And you know what? They’ve never failed me. I have never regretting putting this into practice.
Just as Lauren has never failed me, nor have I regretted our extraordinary friendship. Somehow, in my infinite naivety and self-righteous youth, I managed to find some wisdom that I’m confident will carry me through every stage of life.
So… yesterday. I’m in Austin, Texas attending SXSW. I’m lightyears away from where I thought I’d be in high school. Hell. I didn’t think I’d be here at 24.
Anyways, I am sweating on the streets and blinded by the sun. It’s March, and back home in 15 degree Ohio, I’m begging my beloved to try to keep from turning on the heat in our apartment. I began to contemplate this contrast and note that it’s a bit extreme. That my life seems to slant on the side of extreme. Of extra. Of extravagant. Of course, not in the sense of lavishness or wealth. But in richness of experience and relationship. Of quick changes and of a fast pace. And as I’m considering all of this, the annoying sweat on my forehead becomes a bead of gratitude. The scorching sun on my exposed back is burning me with insatiable drive and motivation.
Unsurprisingly, I think HULE.
Michelle, my friend/coworker/travel buddy, and I see a tattoo shop. I don’t ask her if she’d like to go, but instruct her that this is something that is happening. “I’m getting one.,” I say to her. She pleasantly agrees, soaking in the spontaneity. But as the woman behind the counter asks if I know what I want, Michelle realizes that this was not spontaneous at all. It was always in my mind and my spirit.

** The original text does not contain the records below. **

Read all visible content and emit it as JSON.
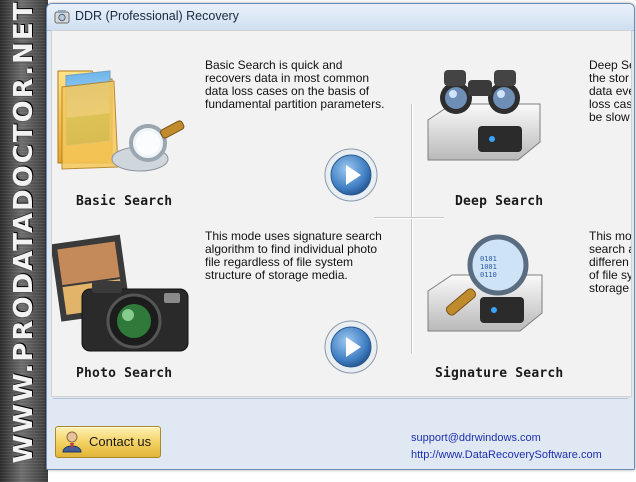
{
  "side_banner": {
    "text": "WWW.PRODATADOCTOR.NET"
  },
  "window": {
    "title": "DDR (Professional) Recovery"
  },
  "features": {
    "basic": {
      "label": "Basic Search",
      "description": "Basic Search is quick and recovers data in most common data loss cases on the basis of fundamental partition parameters."
    },
    "deep": {
      "label": "Deep Search",
      "description_visible": "Deep Se\nthe stor\ndata eve\nloss cas\nbe slow"
    },
    "photo": {
      "label": "Photo Search",
      "description": "This mode uses signature search algorithm to find individual photo file regardless of file system structure of storage media."
    },
    "signature": {
      "label": "Signature Search",
      "description_visible": "This mo\nsearch a\ndifferen\nof file sy\nstorage"
    }
  },
  "footer": {
    "contact_label": "Contact us",
    "email": "support@ddrwindows.com",
    "website": "http://www.DataRecoverySoftware.com"
  },
  "colors": {
    "window_frame": "#6b8bb5",
    "content_bg": "#f2f2f2",
    "footer_bg": "#dfe8f3",
    "play_button": "#3f7ec2",
    "link": "#1e2fae",
    "contact_button": "#f2cf5e"
  },
  "icons": {
    "app": "app-icon",
    "play": "play-icon",
    "contact": "person-icon"
  }
}
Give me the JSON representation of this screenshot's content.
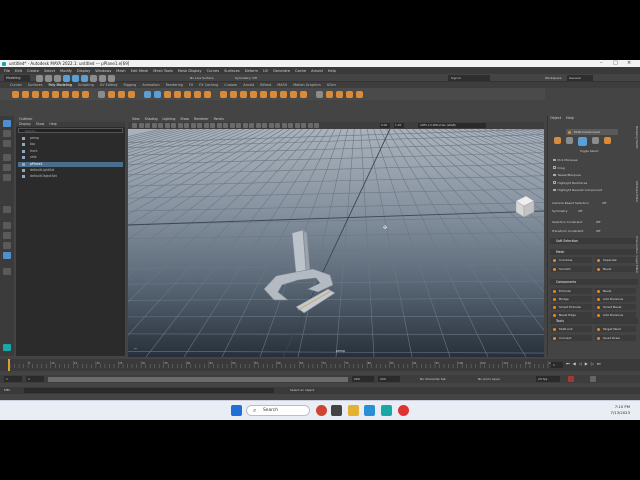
{
  "window": {
    "title": "untitled* - Autodesk MAYA 2022.1: untitled --- pPlane1.e[69]"
  },
  "menu": [
    "File",
    "Edit",
    "Create",
    "Select",
    "Modify",
    "Display",
    "Windows",
    "Mesh",
    "Edit Mesh",
    "Mesh Tools",
    "Mesh Display",
    "Curves",
    "Surfaces",
    "Deform",
    "UV",
    "Generate",
    "Cache",
    "Arnold",
    "Help"
  ],
  "status": {
    "mode": "Modeling",
    "symmetry": "Symmetry: Off",
    "no_live": "No Live Surface",
    "sign_in": "Sign In",
    "workspace_label": "Workspace:",
    "workspace_value": "General"
  },
  "shelf_tabs": [
    "Curves",
    "Surfaces",
    "Poly Modeling",
    "Sculpting",
    "UV Editing",
    "Rigging",
    "Animation",
    "Rendering",
    "FX",
    "FX Caching",
    "Custom",
    "Arnold",
    "Bifrost",
    "MASH",
    "Motion Graphics",
    "XGen"
  ],
  "outliner": {
    "title": "Outliner",
    "menu": [
      "Display",
      "Show",
      "Help"
    ],
    "search_placeholder": "Search...",
    "items": [
      {
        "label": "persp",
        "selected": false
      },
      {
        "label": "top",
        "selected": false
      },
      {
        "label": "front",
        "selected": false
      },
      {
        "label": "side",
        "selected": false
      },
      {
        "label": "pPlane1",
        "selected": true
      },
      {
        "label": "defaultLightSet",
        "selected": false
      },
      {
        "label": "defaultObjectSet",
        "selected": false
      }
    ]
  },
  "viewport": {
    "menu": [
      "View",
      "Shading",
      "Lighting",
      "Show",
      "Renderer",
      "Panels"
    ],
    "camera_label": "persp",
    "color_space": "ACES 1.0 SDR-video (sRGB)",
    "value_a": "0.00",
    "value_b": "1.00"
  },
  "attribute": {
    "tabs": [
      "Object",
      "Help"
    ],
    "multi_component": "Multi-Component",
    "toggle_select": "Toggle Select",
    "checks": [
      "Pick Marquee",
      "Drag",
      "Tweak/Marquee",
      "Highlight Backfaces",
      "Highlight Nearest Component"
    ],
    "camera_based": "Camera Based Selection",
    "camera_based_state": "Off",
    "symmetry_label": "Symmetry",
    "symmetry_state": "Off",
    "selection_constraint": "Selection Constraint",
    "selection_constraint_state": "Off",
    "transform_constraint": "Transform Constraint",
    "transform_constraint_state": "Off",
    "soft_selection": "Soft Selection",
    "sections": {
      "mesh": "Mesh",
      "components": "Components",
      "tools": "Tools"
    },
    "mesh_buttons": [
      "Combine",
      "Separate",
      "Smooth",
      "Bevel"
    ],
    "component_buttons": [
      "Extrude",
      "Bevel",
      "Bridge",
      "Add Divisions",
      "Smart Extrude",
      "Smart Bevel",
      "Bevel Edge",
      "Add Divisions"
    ],
    "tool_buttons": [
      "Multi-Cut",
      "Target Weld",
      "Connect",
      "Quad Draw"
    ],
    "side_tabs": [
      "Modeling Toolkit",
      "Attribute Editor",
      "Channel Box / Layer Editor"
    ]
  },
  "timeline": {
    "ticks": [
      "5",
      "10",
      "15",
      "20",
      "25",
      "30",
      "35",
      "40",
      "45",
      "50",
      "55",
      "60",
      "65",
      "70",
      "75",
      "80",
      "85",
      "90",
      "95",
      "100",
      "105",
      "110",
      "115",
      "120"
    ],
    "current_frame": "1",
    "start": "1",
    "start_b": "1",
    "end": "200",
    "end_b": "200",
    "fps": "24 fps",
    "anim_layer": "No Anim Layer",
    "char_set": "No Character Set"
  },
  "cmdline": {
    "label": "MEL",
    "help": "Select an object"
  },
  "taskbar": {
    "search_placeholder": "Search",
    "time": "7:10 PM",
    "date": "7/13/2023"
  }
}
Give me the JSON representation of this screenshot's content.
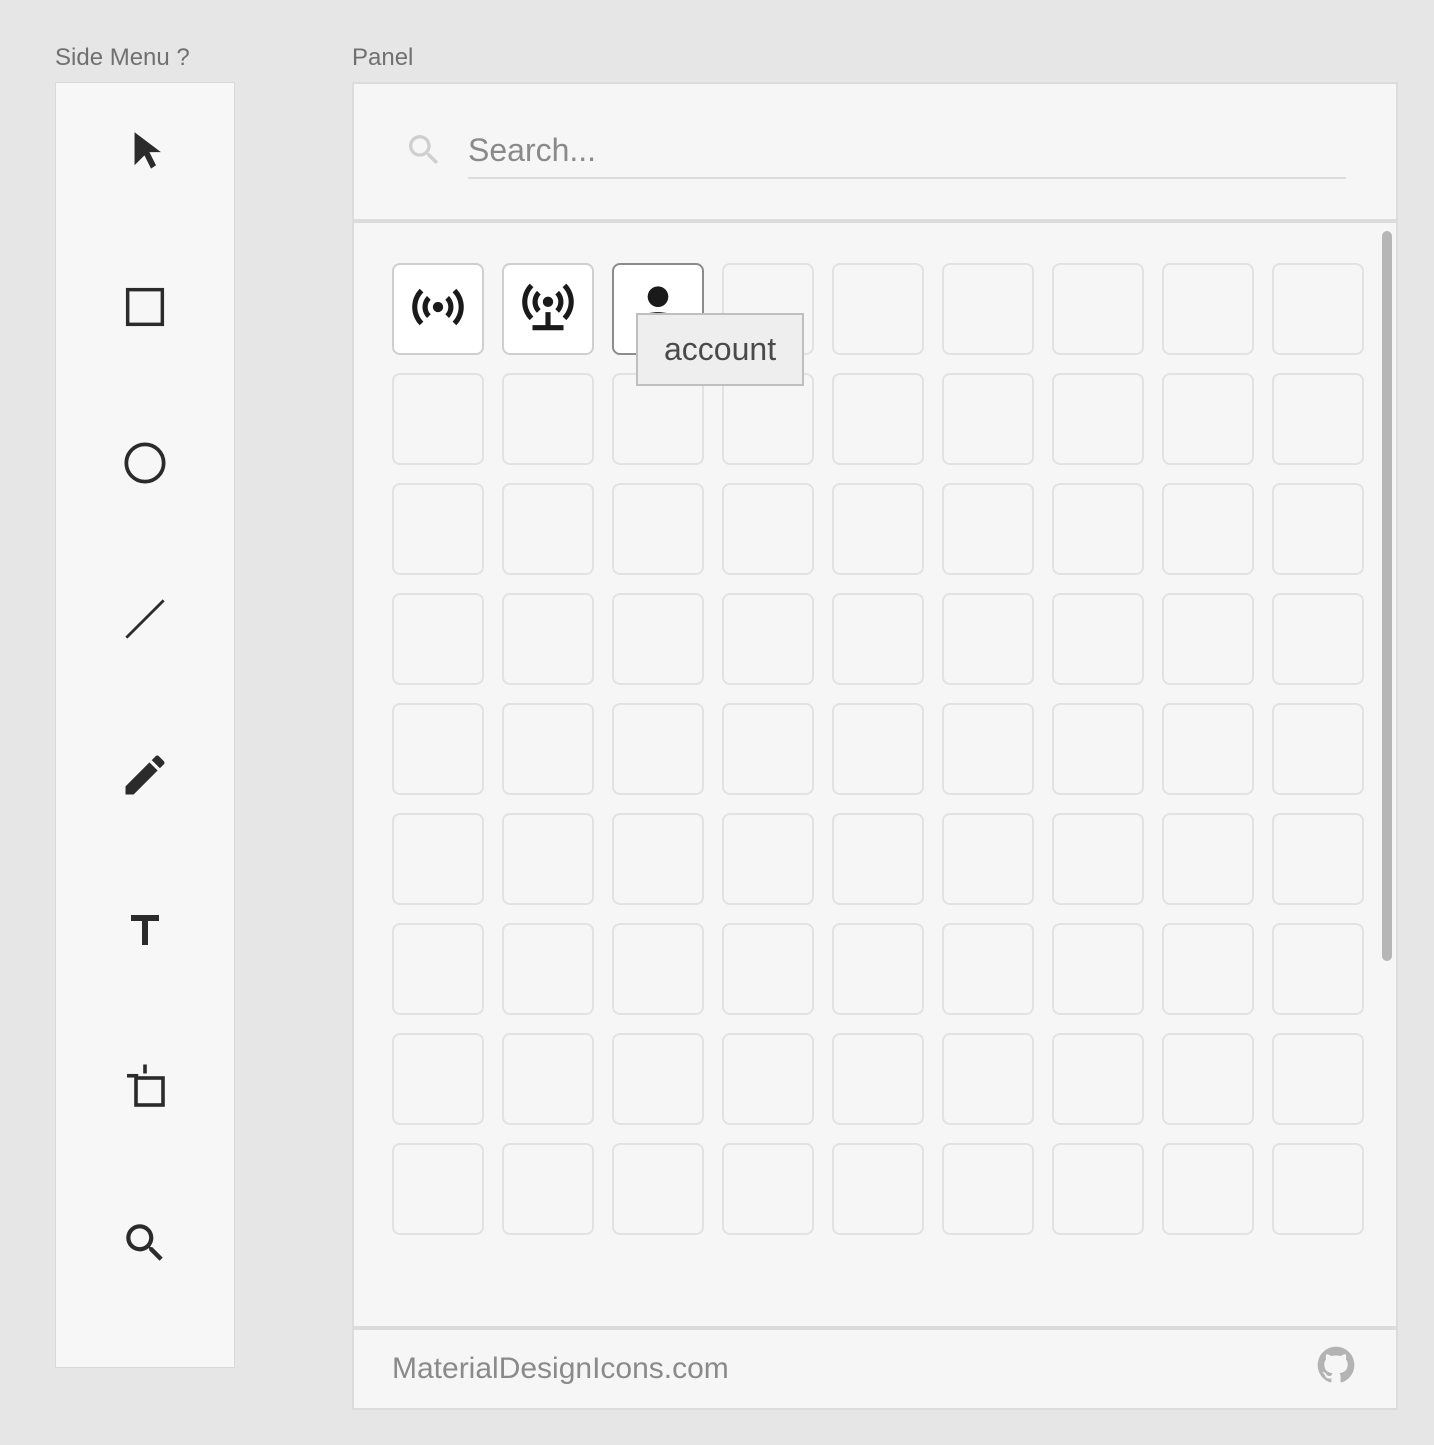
{
  "labels": {
    "side_menu": "Side Menu ?",
    "panel": "Panel"
  },
  "side_menu": {
    "tools": [
      {
        "id": "pointer",
        "icon": "pointer-icon"
      },
      {
        "id": "rectangle",
        "icon": "square-icon"
      },
      {
        "id": "ellipse",
        "icon": "circle-icon"
      },
      {
        "id": "line",
        "icon": "line-icon"
      },
      {
        "id": "pen",
        "icon": "pen-icon"
      },
      {
        "id": "text",
        "icon": "text-icon"
      },
      {
        "id": "artboard",
        "icon": "artboard-icon"
      },
      {
        "id": "zoom",
        "icon": "magnify-icon"
      }
    ]
  },
  "panel": {
    "search": {
      "placeholder": "Search..."
    },
    "grid": {
      "columns": 9,
      "rows": 9,
      "icons": [
        {
          "index": 0,
          "name": "access-point",
          "tooltip": "access-point"
        },
        {
          "index": 1,
          "name": "access-point-network",
          "tooltip": "access-point-network"
        },
        {
          "index": 2,
          "name": "account",
          "tooltip": "account",
          "hovered": true
        }
      ],
      "tooltip_visible": "account"
    },
    "footer": {
      "link_text": "MaterialDesignIcons.com",
      "github_icon": "github-icon"
    }
  }
}
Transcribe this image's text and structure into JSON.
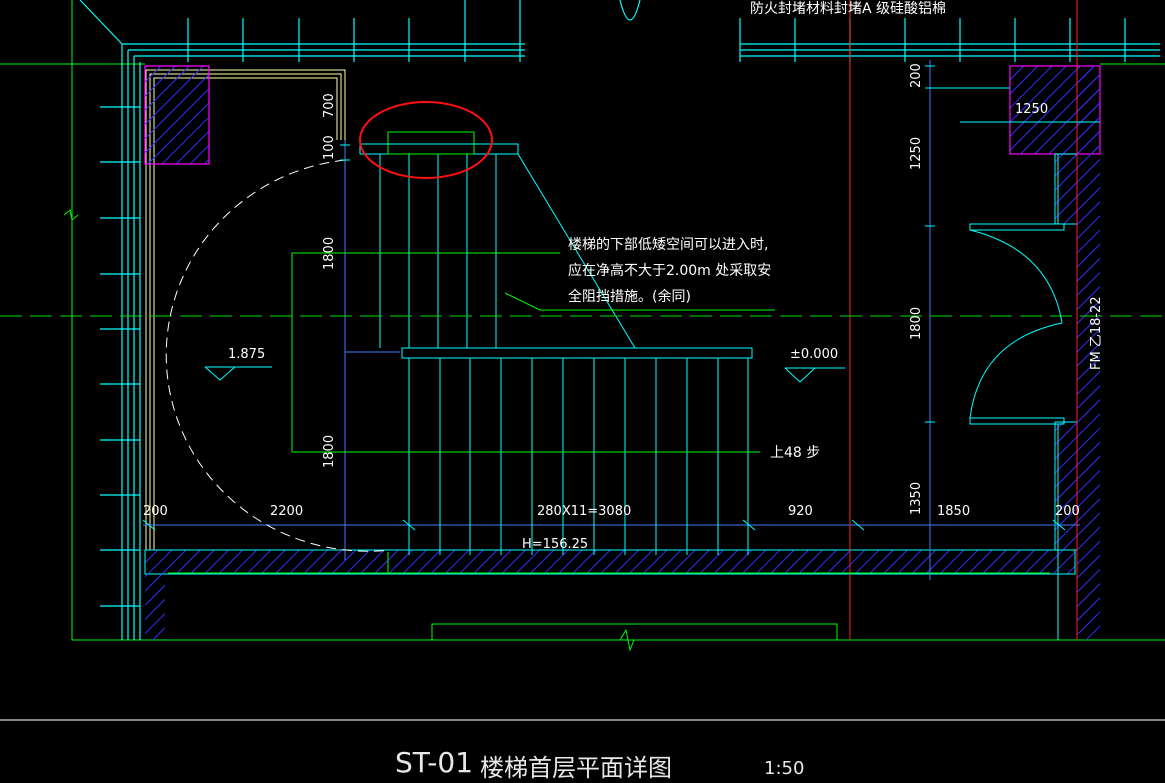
{
  "drawing": {
    "title_code": "ST-01",
    "title_name": "楼梯首层平面详图",
    "scale": "1:50",
    "top_note": "防火封堵材料封堵A 级硅酸铝棉",
    "note_lines": [
      "楼梯的下部低矮空间可以进入时,",
      "应在净高不大于2.00m   处采取安",
      "全阻挡措施。(余同)"
    ],
    "door_tag": "FM 乙18-22",
    "elevation_landing": "1.875",
    "elevation_floor": "±0.000",
    "stair_up": "上48 步",
    "stair_height": "H=156.25",
    "dims_bottom": [
      "200",
      "2200",
      "280X11=3080",
      "920",
      "1850",
      "200"
    ],
    "dims_left_vertical": [
      "700",
      "100",
      "1800",
      "1800"
    ],
    "dims_right_vertical": [
      "200",
      "1250",
      "1800",
      "1350"
    ],
    "dim_column": "1250"
  },
  "colors": {
    "background": "#000000",
    "cyan": "#00ffff",
    "green": "#00ff00",
    "red": "#ff0000",
    "magenta": "#ff00ff",
    "blue": "#0000ff",
    "yellow": "#ffff00",
    "white": "#ffffff"
  }
}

About three people ask me if “I’m the HULE girl” and “what does HULE mean?” while we’re waiting. I’m happy to oblige. They accept my answer as if I’ve just told them I want to get “live laugh love” around my belly button. I throw in a short tidbit about Lauren’s stint in Afghanistan to deflect their judgement. It seems to work.
The artist tells me that he’s from San Antonio and is only helping the shop out to deal with the current influx. “South by,” he says with kind of an eye roll. I appreciate the idea that I will never see this man again, and vise versa, yet he will be permanently connected to me. I ask for HULE to be placed on my left wrist, adjacent to a cross tattoo I already have. The placement is sort of strange. I know that I will have no choice but to face this tattoo everyday, unlike my others that I often forget about and can easily conceal. “Confidence,” on my rib, which I often choose to ignore, and the thin cross on my wrist often hidden by a watch or bracelet.
He tattoos the “E” first. I laugh at the irony. Then he works his way to the “H.” The “L” is next and when he gets to the “U,” he is sure to tell me that “this is the tricky one.” I nod at him and tell him not to worry. Internally, I am thinking that he has no idea how right he is. Being unswerving on anything is nearly impossible. But particularly our hopes. My hope to make a meaningful impact on the souls in my life. My hope to work for myself, one day. My hope to be with my beloved for the rest of my life. It’s silly and naive. The world and everything in it tells me otherwise. As educated people, as mature and intellectual citizens, we are supposed to entertain doubts. To maintain realistic thoughts and expectations. However, I now have a very obvious reminder on my body to be disciplined in my hopefulness and wildly generous in my love.